◆ Exercise
Every line of the data below should be repeated exactly, and no picture should be copied.

___

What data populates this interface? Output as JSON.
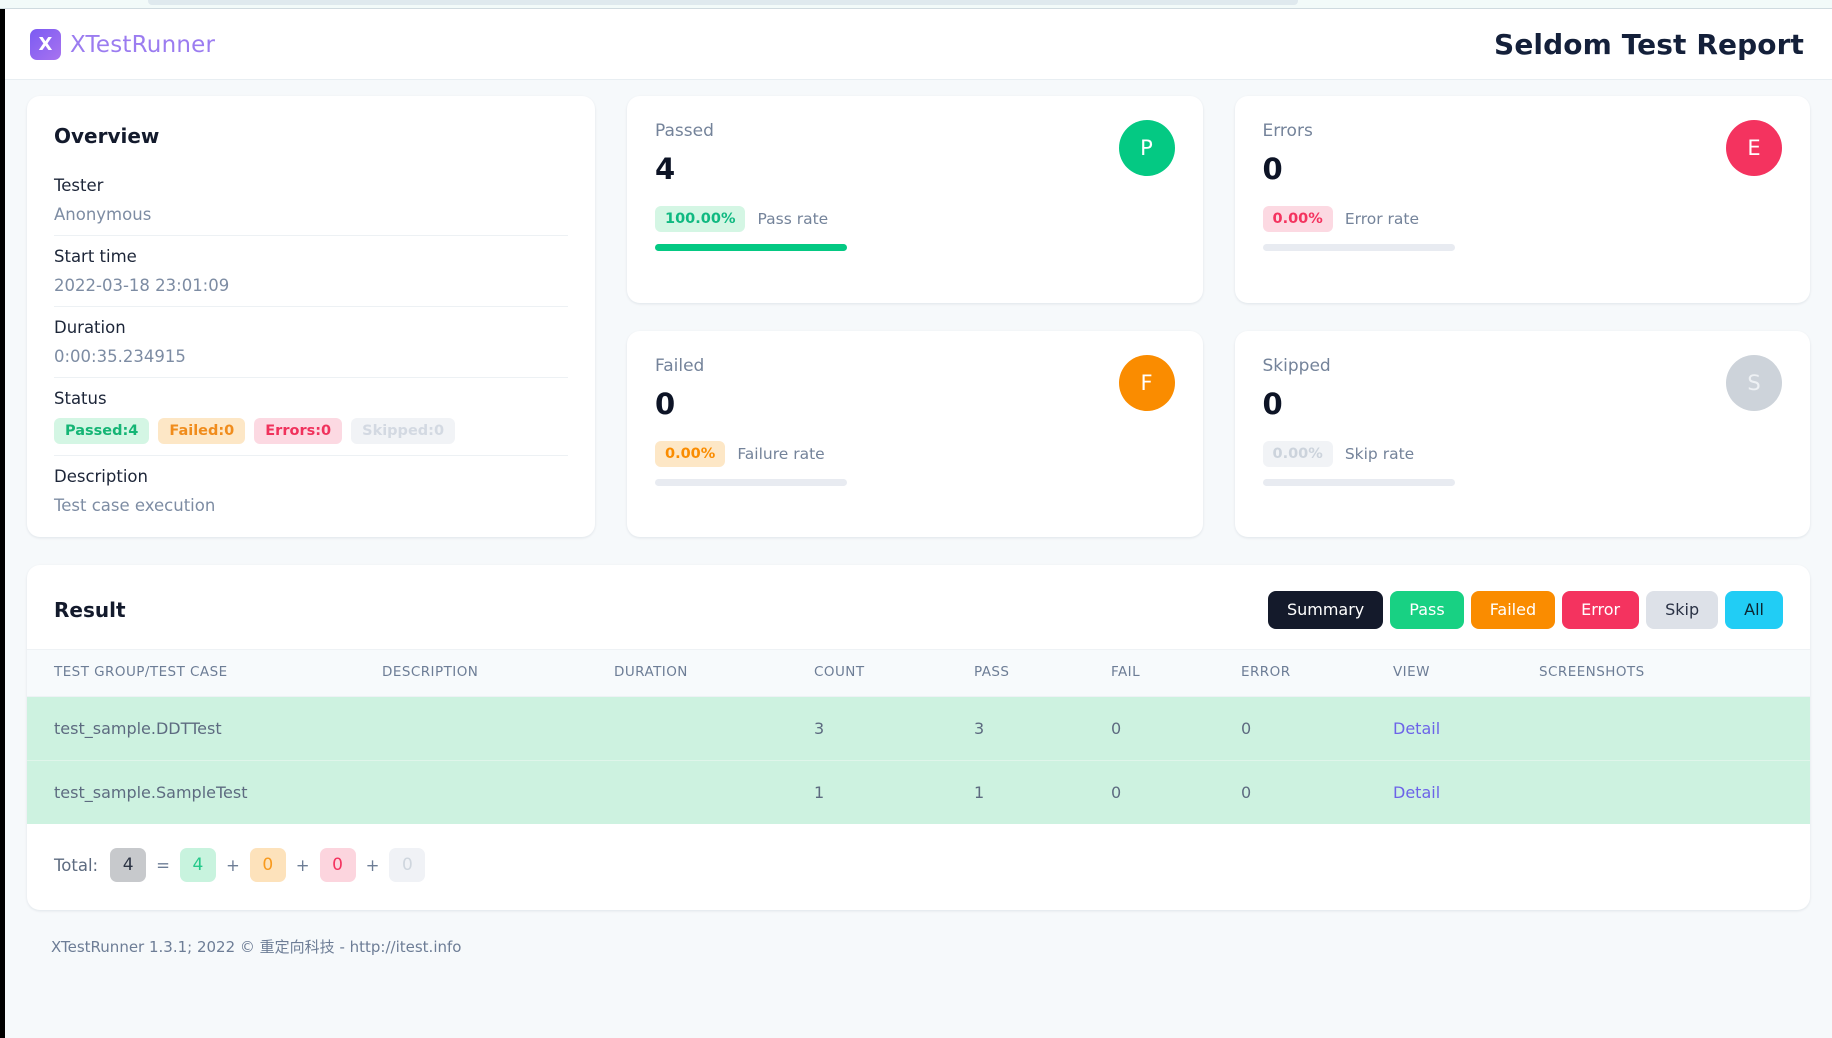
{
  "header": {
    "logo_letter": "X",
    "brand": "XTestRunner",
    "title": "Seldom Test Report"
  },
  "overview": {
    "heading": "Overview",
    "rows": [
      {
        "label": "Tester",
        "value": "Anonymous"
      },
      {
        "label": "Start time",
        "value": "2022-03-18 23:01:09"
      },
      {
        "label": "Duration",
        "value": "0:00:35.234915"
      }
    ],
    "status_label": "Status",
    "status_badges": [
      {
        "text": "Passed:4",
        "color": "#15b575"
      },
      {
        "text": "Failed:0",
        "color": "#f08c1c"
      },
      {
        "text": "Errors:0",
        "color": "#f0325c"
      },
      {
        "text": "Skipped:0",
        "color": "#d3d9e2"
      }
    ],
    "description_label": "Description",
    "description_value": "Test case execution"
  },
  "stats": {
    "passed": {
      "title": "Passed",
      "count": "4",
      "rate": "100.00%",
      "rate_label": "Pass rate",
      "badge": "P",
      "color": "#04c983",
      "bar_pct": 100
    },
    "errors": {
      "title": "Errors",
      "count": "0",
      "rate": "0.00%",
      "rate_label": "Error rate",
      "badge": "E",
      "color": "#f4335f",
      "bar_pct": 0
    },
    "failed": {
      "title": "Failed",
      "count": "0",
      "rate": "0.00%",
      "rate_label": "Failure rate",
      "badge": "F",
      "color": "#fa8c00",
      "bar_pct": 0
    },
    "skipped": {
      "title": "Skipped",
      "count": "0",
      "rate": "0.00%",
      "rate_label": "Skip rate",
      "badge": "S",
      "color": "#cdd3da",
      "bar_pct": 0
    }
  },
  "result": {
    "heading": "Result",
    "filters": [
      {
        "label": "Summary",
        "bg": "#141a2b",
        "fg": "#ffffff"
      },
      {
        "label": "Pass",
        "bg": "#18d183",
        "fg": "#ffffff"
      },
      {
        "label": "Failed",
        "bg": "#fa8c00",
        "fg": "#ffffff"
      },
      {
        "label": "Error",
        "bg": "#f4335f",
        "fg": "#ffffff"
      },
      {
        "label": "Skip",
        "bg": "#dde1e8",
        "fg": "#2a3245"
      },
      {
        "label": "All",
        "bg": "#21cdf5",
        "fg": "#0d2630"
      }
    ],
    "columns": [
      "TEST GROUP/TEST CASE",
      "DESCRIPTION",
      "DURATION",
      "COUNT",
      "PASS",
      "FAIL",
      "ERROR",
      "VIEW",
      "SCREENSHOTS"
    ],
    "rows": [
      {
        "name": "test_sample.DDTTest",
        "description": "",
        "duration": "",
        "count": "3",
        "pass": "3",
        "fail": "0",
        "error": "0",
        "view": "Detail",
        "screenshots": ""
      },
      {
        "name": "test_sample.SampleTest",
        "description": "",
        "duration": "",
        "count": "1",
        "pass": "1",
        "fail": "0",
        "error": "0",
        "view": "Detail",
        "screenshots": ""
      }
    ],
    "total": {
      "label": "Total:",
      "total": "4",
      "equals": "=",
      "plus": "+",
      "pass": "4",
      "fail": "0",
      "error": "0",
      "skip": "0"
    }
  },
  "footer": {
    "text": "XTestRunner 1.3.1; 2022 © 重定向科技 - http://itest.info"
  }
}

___

◆ Solution for this exercise
What data populates this interface? Output as JSON.
{
  "header": {
    "logo_letter": "X",
    "brand": "XTestRunner",
    "title": "Seldom Test Report"
  },
  "overview": {
    "heading": "Overview",
    "rows": [
      {
        "label": "Tester",
        "value": "Anonymous"
      },
      {
        "label": "Start time",
        "value": "2022-03-18 23:01:09"
      },
      {
        "label": "Duration",
        "value": "0:00:35.234915"
      }
    ],
    "status_label": "Status",
    "status_badges": [
      {
        "text": "Passed:4",
        "color": "#15b575"
      },
      {
        "text": "Failed:0",
        "color": "#f08c1c"
      },
      {
        "text": "Errors:0",
        "color": "#f0325c"
      },
      {
        "text": "Skipped:0",
        "color": "#d3d9e2"
      }
    ],
    "description_label": "Description",
    "description_value": "Test case execution"
  },
  "stats": {
    "passed": {
      "title": "Passed",
      "count": "4",
      "rate": "100.00%",
      "rate_label": "Pass rate",
      "badge": "P",
      "color": "#04c983",
      "bar_pct": 100
    },
    "errors": {
      "title": "Errors",
      "count": "0",
      "rate": "0.00%",
      "rate_label": "Error rate",
      "badge": "E",
      "color": "#f4335f",
      "bar_pct": 0
    },
    "failed": {
      "title": "Failed",
      "count": "0",
      "rate": "0.00%",
      "rate_label": "Failure rate",
      "badge": "F",
      "color": "#fa8c00",
      "bar_pct": 0
    },
    "skipped": {
      "title": "Skipped",
      "count": "0",
      "rate": "0.00%",
      "rate_label": "Skip rate",
      "badge": "S",
      "color": "#cdd3da",
      "bar_pct": 0
    }
  },
  "result": {
    "heading": "Result",
    "filters": [
      {
        "label": "Summary",
        "bg": "#141a2b",
        "fg": "#ffffff"
      },
      {
        "label": "Pass",
        "bg": "#18d183",
        "fg": "#ffffff"
      },
      {
        "label": "Failed",
        "bg": "#fa8c00",
        "fg": "#ffffff"
      },
      {
        "label": "Error",
        "bg": "#f4335f",
        "fg": "#ffffff"
      },
      {
        "label": "Skip",
        "bg": "#dde1e8",
        "fg": "#2a3245"
      },
      {
        "label": "All",
        "bg": "#21cdf5",
        "fg": "#0d2630"
      }
    ],
    "columns": [
      "TEST GROUP/TEST CASE",
      "DESCRIPTION",
      "DURATION",
      "COUNT",
      "PASS",
      "FAIL",
      "ERROR",
      "VIEW",
      "SCREENSHOTS"
    ],
    "rows": [
      {
        "name": "test_sample.DDTTest",
        "description": "",
        "duration": "",
        "count": "3",
        "pass": "3",
        "fail": "0",
        "error": "0",
        "view": "Detail",
        "screenshots": ""
      },
      {
        "name": "test_sample.SampleTest",
        "description": "",
        "duration": "",
        "count": "1",
        "pass": "1",
        "fail": "0",
        "error": "0",
        "view": "Detail",
        "screenshots": ""
      }
    ],
    "total": {
      "label": "Total:",
      "total": "4",
      "equals": "=",
      "plus": "+",
      "pass": "4",
      "fail": "0",
      "error": "0",
      "skip": "0"
    }
  },
  "footer": {
    "text": "XTestRunner 1.3.1; 2022 © 重定向科技 - http://itest.info"
  }
}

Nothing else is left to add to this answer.